When in the city be careful as to how you handle money and your gear. You average camera is worth a years wages in many parts of the world. Put it in your pocket when not in use. Keep only the money you may spend for the day in your wallet or pocket, if you get robbed you will only lose a little. I keep my wallet as a toss-wallet, nothing more than a few dollars and things that I can live without. My Passport and my money I keep in a waist pouch. I never take it off. Your US Passport is worth $10,000 on the open market, never lose it or let someone have it. Keep a copy of it in another place in case it gets lost. I take a copy of mine and E-mail it to firstname.lastname@example.org. That way; I can get a copy anytime from anywhere in the world. Just be aware that many things we do flaunt our affluence, and invite being robbed.
You will NOT need a visa, but you will need a Passport.
You will need a backpack that you can put everything you own in. Rolling a piece of standard luggage won’t work in the jungle. Have all your stuff in bags with handles or backpacks. When we get to the villages in the jungle you may have to pack your gear ½ mile or so at times and you will want to be able to throw on one pack and go. One pair of socks and underwear per day that are fresh, T-shirts or loose fitting shirts are a must. Nothing heavy, Dry-leet or similar fast drying materials are recommended. In the jungle we will not be able to get anything dry. Everything will be damp and sticky, tight underwear will chafe and glue to your rear end. Put socks and underwear in plastic zip lock bags. Anything that can’t get wet should be protected. You will need a towel and washcloth. We will be bathing in the river in the jungle. A super light poncho is good to have or you can go Indian style: Get wet and let the sun dry you off. If it rains while we are in the canoes EVERYTHING will get wet. Everything in the backpacks that should be dry must be protected from water and rain

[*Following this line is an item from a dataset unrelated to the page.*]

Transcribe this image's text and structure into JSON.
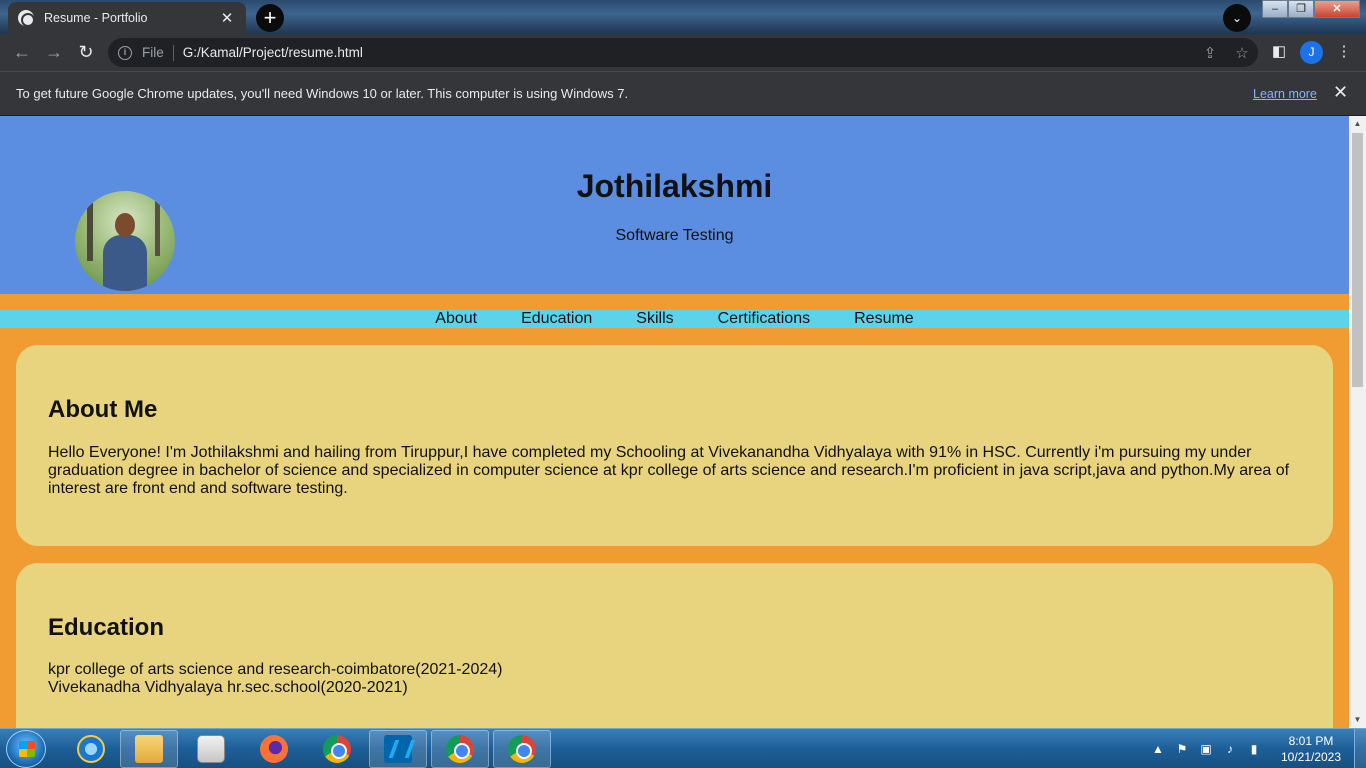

Sun precautions Again: We will be on the equator, burns happen instantly, a hat, sunglasses, sunscreen are your friends.
ALWAYS have toilet paper with you. I keep some of those small packs of tissues in my pocket. Only in nice, North American friendly restaurants or hotels will you find toilet paper. It’s just not around anywhere else. Public restrooms are available in the cities but you won’t find T.P. there. In the jungle, it will be a matter of hovering over two boards over a hole in the ground. There may or may not be any screen around that hole. I am looking into a portable privacy screen that we can take with us
You will need a hammock with a built in bug screen. They can be found at Campmor http://www.campmor.com/webapp/wcs/stores/servlet/
If you are on the ferry or in huts we can always hang a hammock up. In the city you will have real beds. Sleep in the hammock once before you take it to the jungle. There is a trick to how taut they need to be. Bring a fleece type or ultra light sleeping bag. You need the protection from mosquitoes, they will get you through the hammock into your rear unless you have that extra layer. In the mornings it will seem cool and the bag will feel good to curl up in.
A good alternative is a small tent that can free stand, you will want a pad as jungle huts have bamboo round poles as flooring and its hard on your back.
• Hammock or alternative
• Plastic bags for your gear
• Toilet paper
• Proper clothing
• Sleeping bag, Very light fleece is OK
• Any special needs (meds ect)